Owen Martin Phillips, a Johns Hopkins University faculty member emeritus and world-renowned oceanographer, died on Oct. 13 at his Chestertown, Md., home. He was 79.
Phillips was world famous for devising a methodology for predicting and describing the shape of ocean waves, including giant waves–10-story upheavals of the sea surface–the knowledge of which is essential for designing ships and drilling platforms capable of withstanding these destructive swells of water.
An engineer and scientist who probed the complex physics of fluids in motion, Phillips spent half a century at Johns Hopkins and was the chief architect of the school’s Department of Earth and Planetary Sciences, formed in 1967. His work in fluid mechanics is widely recognized as having had a profound impact on the field, cutting across traditional disciplines and encompassing practical applications as disparate as the Earth’s crust, its atmosphere, and oceans.
"Owen was a true giant in the field of fluid mechanics for his contributions to oceanography and other geophysical flows, and he had a huge impact on Johns Hopkins University," says Darryn Waugh, chair of Earth and planetary sciences. "Not only did he play a major role in the formation of the Department of Earth and Planetary Sciences, and twice serve as chair, but he also was its first and longest-serving chair, during which time he guided its growth and development into an internationally recognized, interdisciplinary center for research and teaching."

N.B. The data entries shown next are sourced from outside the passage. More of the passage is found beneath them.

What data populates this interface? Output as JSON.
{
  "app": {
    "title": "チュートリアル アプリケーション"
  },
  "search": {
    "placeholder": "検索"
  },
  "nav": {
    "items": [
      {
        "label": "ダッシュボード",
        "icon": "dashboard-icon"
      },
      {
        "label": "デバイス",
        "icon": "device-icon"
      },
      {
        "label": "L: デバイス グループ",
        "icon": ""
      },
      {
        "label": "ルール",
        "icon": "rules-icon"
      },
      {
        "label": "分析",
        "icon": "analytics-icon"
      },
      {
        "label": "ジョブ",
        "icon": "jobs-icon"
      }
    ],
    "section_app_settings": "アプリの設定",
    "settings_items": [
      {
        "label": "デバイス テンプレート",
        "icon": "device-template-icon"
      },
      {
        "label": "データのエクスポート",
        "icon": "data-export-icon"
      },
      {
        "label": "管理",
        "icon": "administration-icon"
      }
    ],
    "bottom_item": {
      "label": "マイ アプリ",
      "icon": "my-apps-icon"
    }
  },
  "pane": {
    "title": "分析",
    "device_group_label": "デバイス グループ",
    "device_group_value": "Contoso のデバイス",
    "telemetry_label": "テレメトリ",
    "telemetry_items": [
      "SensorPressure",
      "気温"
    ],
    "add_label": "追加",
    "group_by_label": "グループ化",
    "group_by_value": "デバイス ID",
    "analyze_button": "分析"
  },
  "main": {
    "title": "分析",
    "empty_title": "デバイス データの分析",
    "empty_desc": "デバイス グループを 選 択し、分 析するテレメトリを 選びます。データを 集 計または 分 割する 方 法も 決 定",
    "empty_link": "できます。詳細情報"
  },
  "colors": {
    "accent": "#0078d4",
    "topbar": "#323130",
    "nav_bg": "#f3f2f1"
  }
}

John P. Doering, a longtime faculty member in the Department of Chemistry, died at home in Baltimore County on Dec. 13 from cardiac arrest. He was 73.
Doering graduated Phi Beta Kappa from Johns Hopkins in 1958 and joined the faculty in 1964 after earning his doctorate at the University of California, Berkeley in 1961 and working for three years at the Los Alamos Scientific Laboratory (now Los Alamos National Laboratory). He became a full professor in 1970. Four decades of Johns Hopkins freshmen studied in chemistry laboratories under his supervision. He also had undergraduate assistants in his labs and classes, was the thesis adviser of at least 11 doctoral students, and worked with numerous postdoctoral fellows.
Doering was a pioneer in the use of rockets and satellites for measurements of electrons in the Earth’s atmosphere, and his laboratory provided electron spectrometers for three Atmosphere Explorer satellite missions between 1970 and 1983 and measured the photoelectron spectrum of the Earth’s atmosphere to a degree of detail that remains unequaled. In laboratory experiments, he studied the excitation and ionization of atoms and molecules by electron impact, and their subsequent energy loss. His determination of the rates of excitation of atomic oxygen turned out to be particularly important in atmospheric chemistry modeling.